### REQUIRED WORK
Your answer needs to include each line of the records in which the string "this" can be found.

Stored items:
---------------

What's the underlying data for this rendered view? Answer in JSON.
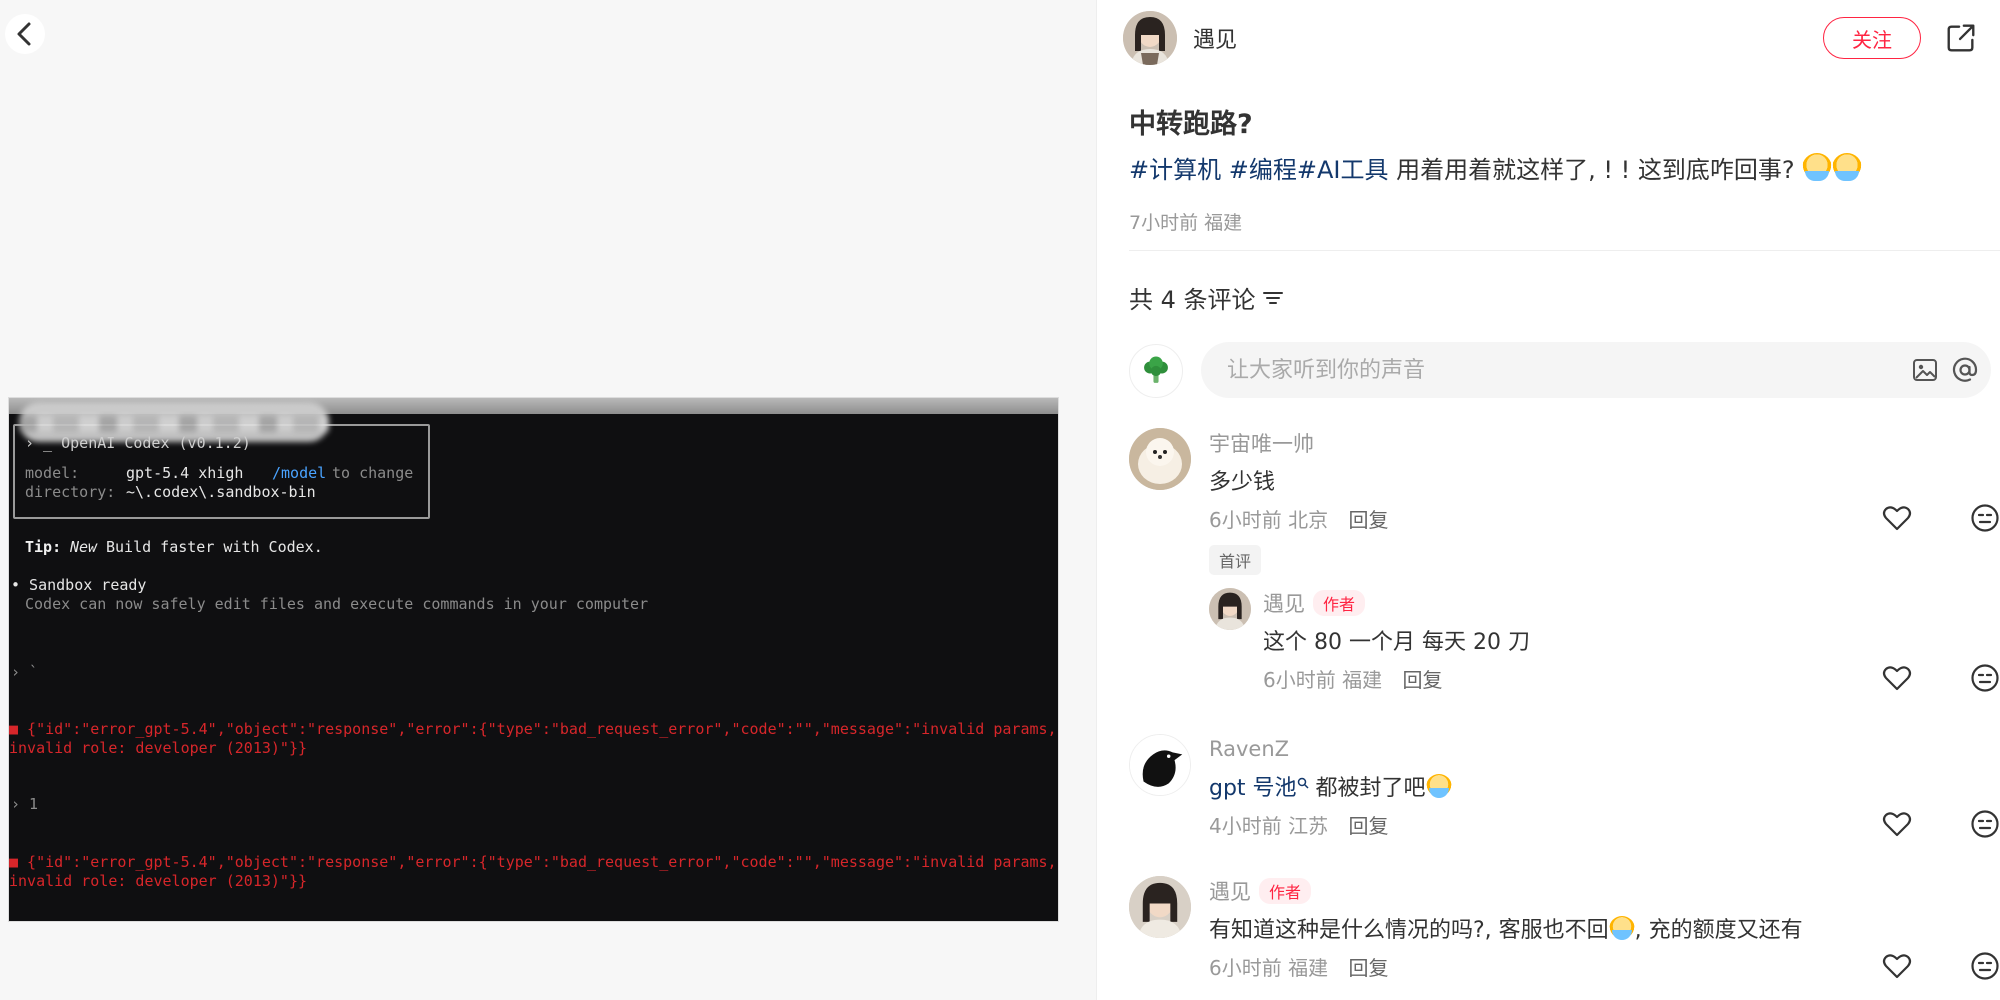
{
  "terminal": {
    "header_blurred": "› _ OpenAI Codex (v0.1.2)",
    "model_label": "model:",
    "model_value": "gpt-5.4 xhigh",
    "model_cmd": "/model",
    "model_hint": "to change",
    "dir_label": "directory:",
    "dir_value": "~\\.codex\\.sandbox-bin",
    "tip_label": "Tip:",
    "tip_new": "New",
    "tip_text": "Build faster with Codex.",
    "sandbox_title": "• Sandbox ready",
    "sandbox_desc": "Codex can now safely edit files and execute commands in your computer",
    "prompt1": "› `",
    "error1_a": "■ {\"id\":\"error_gpt-5.4\",\"object\":\"response\",\"error\":{\"type\":\"bad_request_error\",\"code\":\"\",\"message\":\"invalid params,",
    "error1_b": "invalid role: developer (2013)\"}}",
    "prompt2": "› 1",
    "error2_a": "■ {\"id\":\"error_gpt-5.4\",\"object\":\"response\",\"error\":{\"type\":\"bad_request_error\",\"code\":\"\",\"message\":\"invalid params,",
    "error2_b": "invalid role: developer (2013)\"}}"
  },
  "header": {
    "author": "遇见",
    "follow_label": "关注"
  },
  "post": {
    "title": "中转跑路?",
    "tags": [
      "#计算机",
      "#编程",
      "#AI工具"
    ],
    "body": "用着用着就这样了, ! !   这到底咋回事?",
    "meta": "7小时前 福建"
  },
  "comments_section": {
    "count_label": "共 4 条评论",
    "input_placeholder": "让大家听到你的声音"
  },
  "comments": [
    {
      "name": "宇宙唯一帅",
      "text": "多少钱",
      "meta": "6小时前 北京",
      "reply_label": "回复",
      "tag": "首评"
    },
    {
      "name": "遇见",
      "badge": "作者",
      "text": "这个 80 一个月 每天 20 刀",
      "meta": "6小时前 福建",
      "reply_label": "回复"
    },
    {
      "name": "RavenZ",
      "mention": "gpt 号池",
      "text": " 都被封了吧",
      "meta": "4小时前 江苏",
      "reply_label": "回复"
    },
    {
      "name": "遇见",
      "badge": "作者",
      "text_a": "有知道这种是什么情况的吗?, 客服也不回",
      "text_b": ", 充的额度又还有",
      "meta": "6小时前 福建",
      "reply_label": "回复"
    }
  ]
}
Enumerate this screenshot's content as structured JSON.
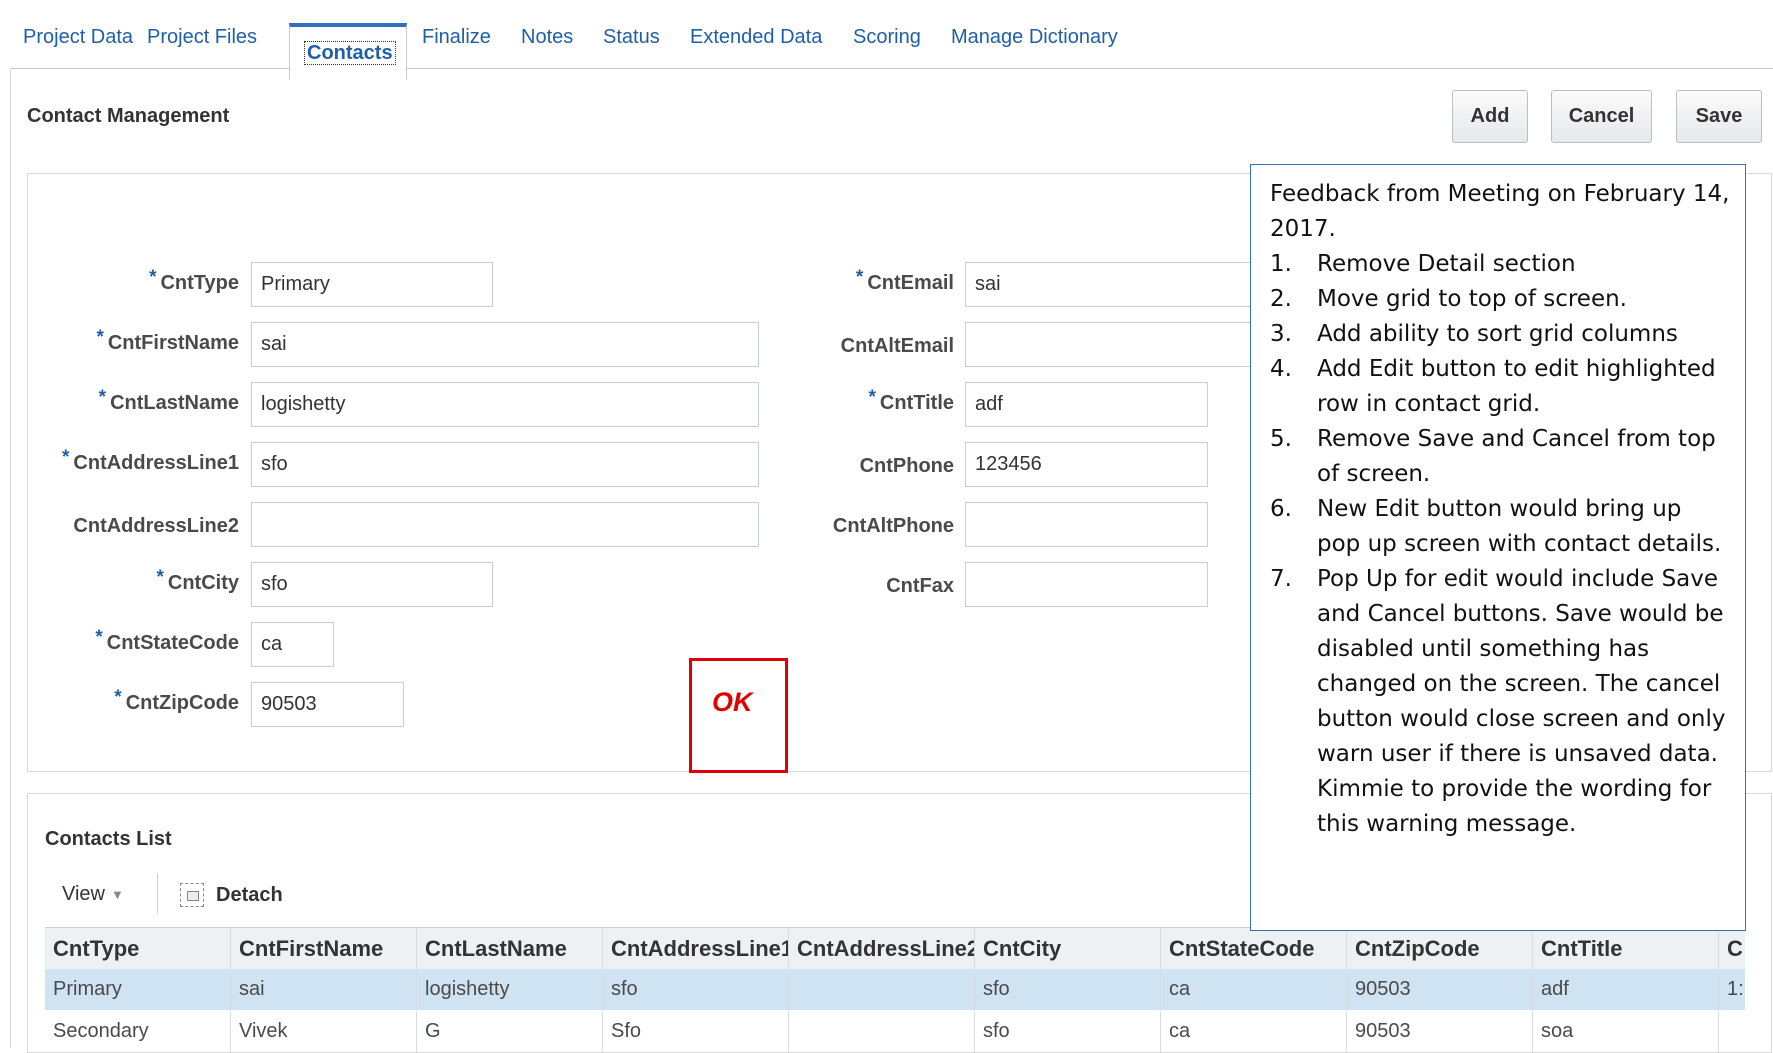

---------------

### ANSWER TO THE PROBLEM
What's the underlying data for this rendered view? Answer in JSON.
Enumerate this screenshot's content as structured JSON.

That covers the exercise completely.